People in resource-poor countries bear a disproportionate burden of surgical disease, whether from advanced cancer, complicated childbirths, traffic accidents, infected wounds or burns. However, more than two billion people worldwide lack adequate access to surgical care, according to a 2010 study by Harvard School of Public Health (HSPH) investigators.
Now a clinical resident in surgery at BWH, Matousek is pursuing his dream. In July, he and colleague JaBaris Swain, MD, will inaugurate a new residency track in academic global surgery. The two-year Global Health Equity Residency in General Surgery is designed to train academic surgeons in the science and practice of surgical care delivery in austere settings. The residency, which augments the standard five-year surgical training requirements, is also designed to inspire research and policy leaders in the new field.

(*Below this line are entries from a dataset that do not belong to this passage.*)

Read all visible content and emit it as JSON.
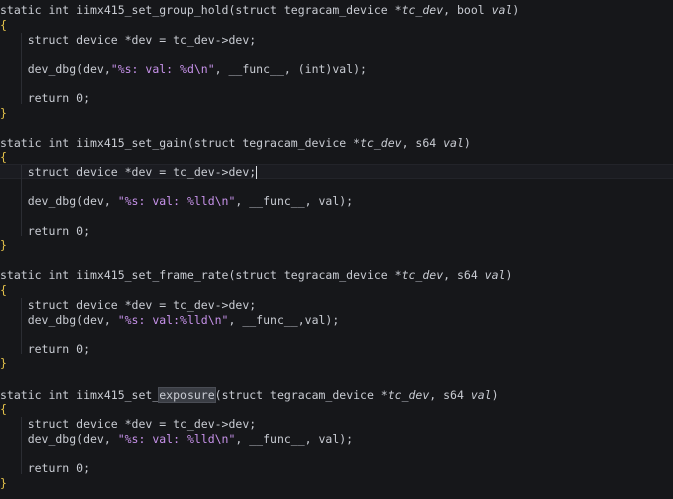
{
  "code": {
    "f1": {
      "sig_pre": "static int iimx415_set_group_hold(struct tegracam_device *",
      "p1": "tc_dev",
      "sig_mid": ", bool ",
      "p2": "val",
      "sig_post": ")",
      "open": "{",
      "l1": "    struct device *dev = tc_dev->dev;",
      "l2_pre": "    dev_dbg(dev,",
      "l2_str": "\"%s: val: %d\\n\"",
      "l2_post": ", __func__, (int)val);",
      "l3": "    return 0;",
      "close": "}"
    },
    "f2": {
      "sig_pre": "static int iimx415_set_gain(struct tegracam_device *",
      "p1": "tc_dev",
      "sig_mid": ", s64 ",
      "p2": "val",
      "sig_post": ")",
      "open": "{",
      "l1": "    struct device *dev = tc_dev->dev;",
      "l2_pre": "    dev_dbg(dev, ",
      "l2_str": "\"%s: val: %lld\\n\"",
      "l2_post": ", __func__, val);",
      "l3": "    return 0;",
      "close": "}"
    },
    "f3": {
      "sig_pre": "static int iimx415_set_frame_rate(struct tegracam_device *",
      "p1": "tc_dev",
      "sig_mid": ", s64 ",
      "p2": "val",
      "sig_post": ")",
      "open": "{",
      "l1": "    struct device *dev = tc_dev->dev;",
      "l2_pre": "    dev_dbg(dev, ",
      "l2_str": "\"%s: val:%lld\\n\"",
      "l2_post": ", __func__,val);",
      "l3": "    return 0;",
      "close": "}"
    },
    "f4": {
      "sig_pre": "static int iimx415_set_",
      "sig_hl": "exposure",
      "sig_pre2": "(struct tegracam_device *",
      "p1": "tc_dev",
      "sig_mid": ", s64 ",
      "p2": "val",
      "sig_post": ")",
      "open": "{",
      "l1": "    struct device *dev = tc_dev->dev;",
      "l2_pre": "    dev_dbg(dev, ",
      "l2_str": "\"%s: val: %lld\\n\"",
      "l2_post": ", __func__, val);",
      "l3": "    return 0;",
      "close": "}"
    }
  }
}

Matousek and Swain will pursue master’s degrees at HSPH, followed by a year of fieldwork (with Matousek in Haiti and Swain in Rwanda), before completing their surgical training in Boston. The track, housed in the BWH Center for Surgery and Public Health, is one of the few global surgery residencies in the U.S., said Associate Surgeon Robert Riviello, MD, MPH, who developed the program. “We’re seeking to build a cadre of people to engage as thought leaders in this field,” he said. “Our goal is to create a program that, over time, moves the needle of surgical care and delivery for destitute sick and injured populations.”
The residency builds on the international experiences of BWH surgical residents Gita Mody, MD, MPH, and Kendra Bowman, MD, PhD. It also expands on efforts at BWH and the wider Harvard community to promote health equity and relieve suffering near and far. For example, BWH faculty, students and colleagues have developed several low-cost surgical tools, among them a wound pump, a pulse oximeter and a safety checklist championed by Atul Gawande, MD, MPH.
“This is truly a ground-breaking effort, and one that promises to shape academic global surgery as a career track,” said Samuel Finlayson, MD, MPH, Kessler Director of the Center for Surgery and Public Health. “Our hope is to tap the Center for Surgery and Public Health’s expertise in rigorous health services research to address the significant challenges of surgical care delivery in resource poor settings. We thank many people for getting this program off the ground, especially Dr. (Michael) Zinner and Dr. (Betsy) Nabel. Their support has been invaluable.”
Zinner, BWH’s surgeon in-chief and the Mosely Professor of Surgery, noted that establishing this program has been a key milestone for the Center for Surgery and Public Health.
“This program is testament to our commitment to establishing and supporting necessary infrastructure, providing important resources, and fostering local relationships to ensure those in under-resourced settings have access to quality health care,” he said. “The Global Surgery Residency will transform the way our surgical trainees think about care and further enrich their development in ways that will benefit patients globally and locally.”
During his year in Africa, Swain plans to examine the costs and benefits of cardiac surgery interventions in the developing world. He’ll be amplifying his work with Team Heart, a volunteer group of BWH and MGH employees helping to build a cardiac surgery program in Rwanda, especially for patients with rheumatic heart disease—a sometimes fatal but preventable condition caused by uncontrolled infections.
Matousek plans to establish an electronic medical record for the teaching hospital Partners In Health is building in Mirebalais, Haiti. The goal is to smooth daily workflow for surgical providers and track outcomes for quality improvement purposes.
Swain and Matousek applaud BWH’s surgical leadership for supporting contributions to global health.
“I’m excited about working on these challenges for the rest of my career,” Matousek added. “That’s why I came to the Brigham.”
JaBaris Swain cares for a cardiac surgery patient in Rwanda.